> What to work on
Every record that follows is to be copied exactly, with the pictures omitted.
--- START ---
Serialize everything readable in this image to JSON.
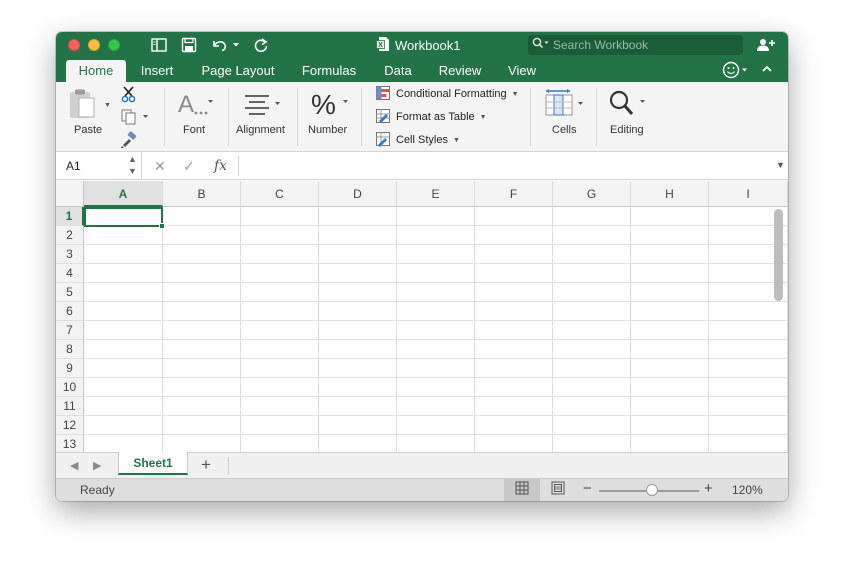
{
  "window": {
    "title": "Workbook1",
    "search_placeholder": "Search Workbook"
  },
  "tabs": [
    "Home",
    "Insert",
    "Page Layout",
    "Formulas",
    "Data",
    "Review",
    "View"
  ],
  "active_tab": "Home",
  "ribbon": {
    "paste": "Paste",
    "font": "Font",
    "alignment": "Alignment",
    "number": "Number",
    "conditional_formatting": "Conditional Formatting",
    "format_as_table": "Format as Table",
    "cell_styles": "Cell Styles",
    "cells": "Cells",
    "editing": "Editing"
  },
  "formula_bar": {
    "name_box": "A1",
    "fx": "fx",
    "value": ""
  },
  "grid": {
    "columns": [
      "A",
      "B",
      "C",
      "D",
      "E",
      "F",
      "G",
      "H",
      "I"
    ],
    "rows": [
      "1",
      "2",
      "3",
      "4",
      "5",
      "6",
      "7",
      "8",
      "9",
      "10",
      "11",
      "12",
      "13"
    ],
    "selected_cell": "A1"
  },
  "sheets": [
    "Sheet1"
  ],
  "active_sheet": "Sheet1",
  "status": {
    "text": "Ready",
    "zoom": "120%",
    "zoom_level_fraction": 0.53
  },
  "colors": {
    "accent": "#227447",
    "ribbon_bg": "#f4f4f4"
  }
}
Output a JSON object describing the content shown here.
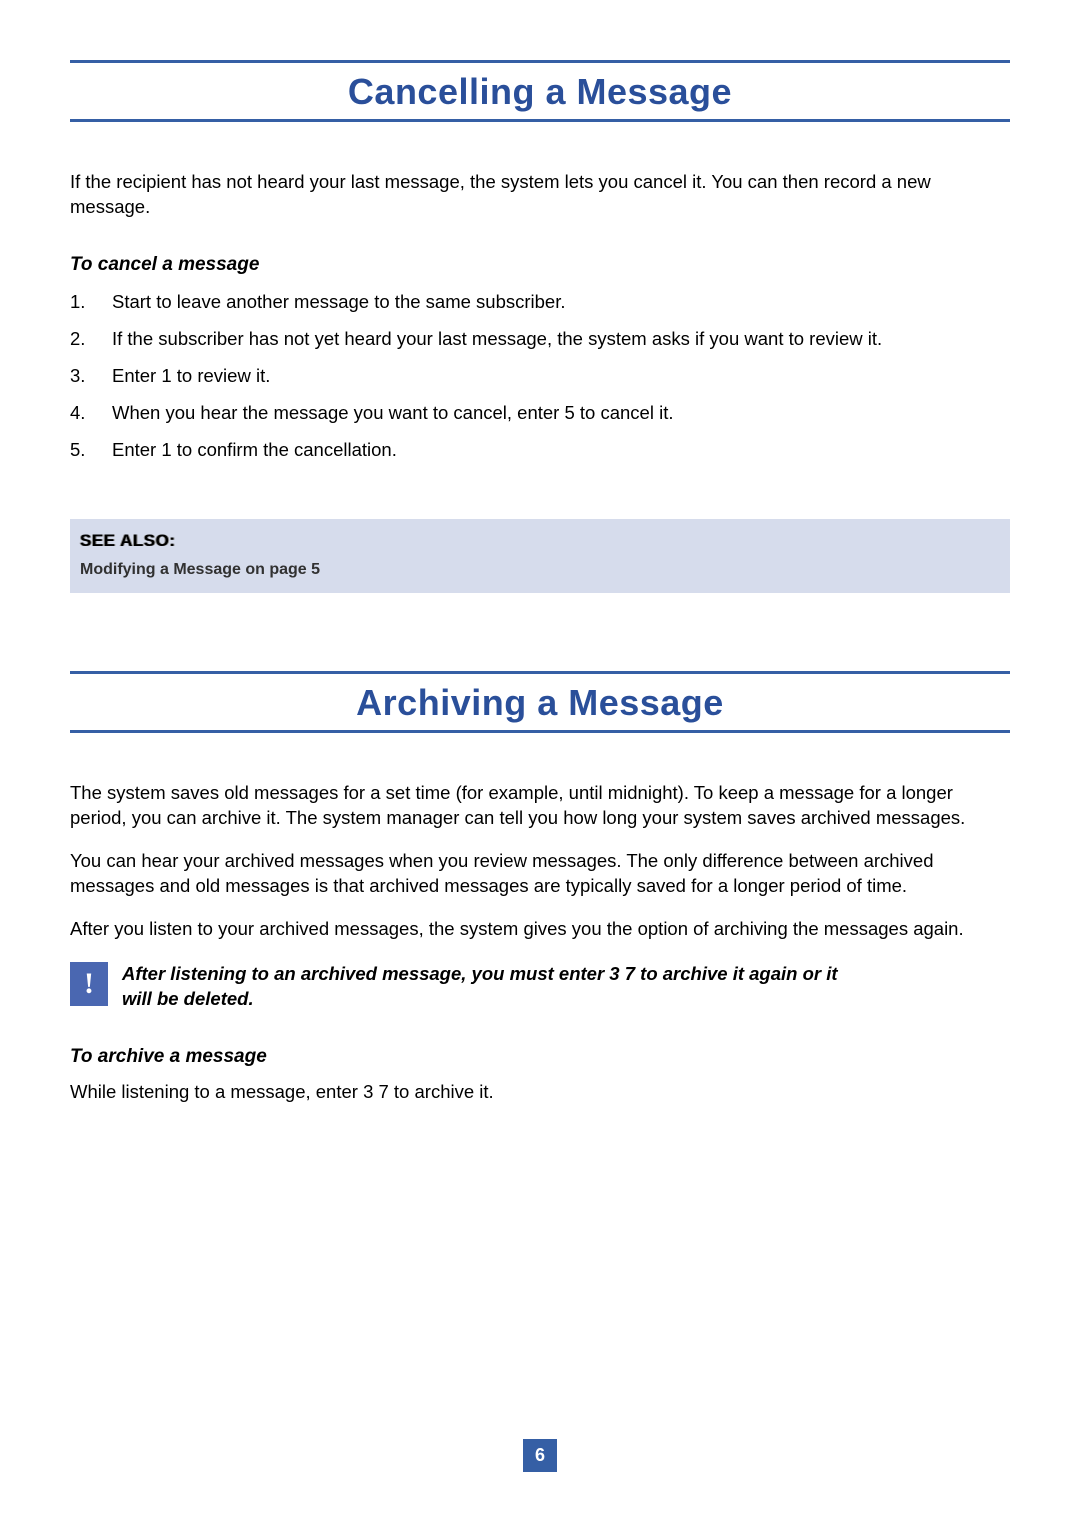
{
  "page_number": "6",
  "section1": {
    "title": "Cancelling a Message",
    "intro": "If the recipient has not heard your last message, the system lets you cancel it. You can then record a new message.",
    "sub": "To cancel a message",
    "steps": [
      "Start to leave another message to the same subscriber.",
      "If the subscriber has not yet heard your last message, the system asks if you want to review it.",
      "Enter 1 to review it.",
      "When you hear the message you want to cancel, enter 5 to cancel it.",
      "Enter 1 to confirm the cancellation."
    ]
  },
  "see_also": {
    "title": "SEE ALSO:",
    "item": "Modifying a Message on page 5"
  },
  "section2": {
    "title": "Archiving a Message",
    "p1": "The system saves old messages for a set time (for example, until midnight). To keep a message for a longer period, you can archive it. The system manager can tell you how long your system saves archived messages.",
    "p2": "You can hear your archived messages when you review messages. The only difference between archived messages and old messages is that archived messages are typically saved for a longer period of time.",
    "p3": "After you listen to your archived messages, the system gives you the option of archiving the messages again.",
    "alert": "After listening to an archived message, you must enter 3 7 to archive it again or it will be deleted.",
    "sub": "To archive a message",
    "p4": "While listening to a message, enter 3 7 to archive it."
  }
}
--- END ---
> Answer for this exercise
Serialize everything readable in this image to JSON.
{
  "window": {
    "title": "Workbook1",
    "search_placeholder": "Search Workbook"
  },
  "tabs": [
    "Home",
    "Insert",
    "Page Layout",
    "Formulas",
    "Data",
    "Review",
    "View"
  ],
  "active_tab": "Home",
  "ribbon": {
    "paste": "Paste",
    "font": "Font",
    "alignment": "Alignment",
    "number": "Number",
    "conditional_formatting": "Conditional Formatting",
    "format_as_table": "Format as Table",
    "cell_styles": "Cell Styles",
    "cells": "Cells",
    "editing": "Editing"
  },
  "formula_bar": {
    "name_box": "A1",
    "fx": "fx",
    "value": ""
  },
  "grid": {
    "columns": [
      "A",
      "B",
      "C",
      "D",
      "E",
      "F",
      "G",
      "H",
      "I"
    ],
    "rows": [
      "1",
      "2",
      "3",
      "4",
      "5",
      "6",
      "7",
      "8",
      "9",
      "10",
      "11",
      "12",
      "13"
    ],
    "selected_cell": "A1"
  },
  "sheets": [
    "Sheet1"
  ],
  "active_sheet": "Sheet1",
  "status": {
    "text": "Ready",
    "zoom": "120%",
    "zoom_level_fraction": 0.53
  },
  "colors": {
    "accent": "#227447",
    "ribbon_bg": "#f4f4f4"
  }
}
Output a JSON object describing the content shown here.
{
  "page_number": "6",
  "section1": {
    "title": "Cancelling a Message",
    "intro": "If the recipient has not heard your last message, the system lets you cancel it. You can then record a new message.",
    "sub": "To cancel a message",
    "steps": [
      "Start to leave another message to the same subscriber.",
      "If the subscriber has not yet heard your last message, the system asks if you want to review it.",
      "Enter 1 to review it.",
      "When you hear the message you want to cancel, enter 5 to cancel it.",
      "Enter 1 to confirm the cancellation."
    ]
  },
  "see_also": {
    "title": "SEE ALSO:",
    "item": "Modifying a Message on page 5"
  },
  "section2": {
    "title": "Archiving a Message",
    "p1": "The system saves old messages for a set time (for example, until midnight). To keep a message for a longer period, you can archive it. The system manager can tell you how long your system saves archived messages.",
    "p2": "You can hear your archived messages when you review messages. The only difference between archived messages and old messages is that archived messages are typically saved for a longer period of time.",
    "p3": "After you listen to your archived messages, the system gives you the option of archiving the messages again.",
    "alert": "After listening to an archived message, you must enter 3 7 to archive it again or it will be deleted.",
    "sub": "To archive a message",
    "p4": "While listening to a message, enter 3 7 to archive it."
  }
}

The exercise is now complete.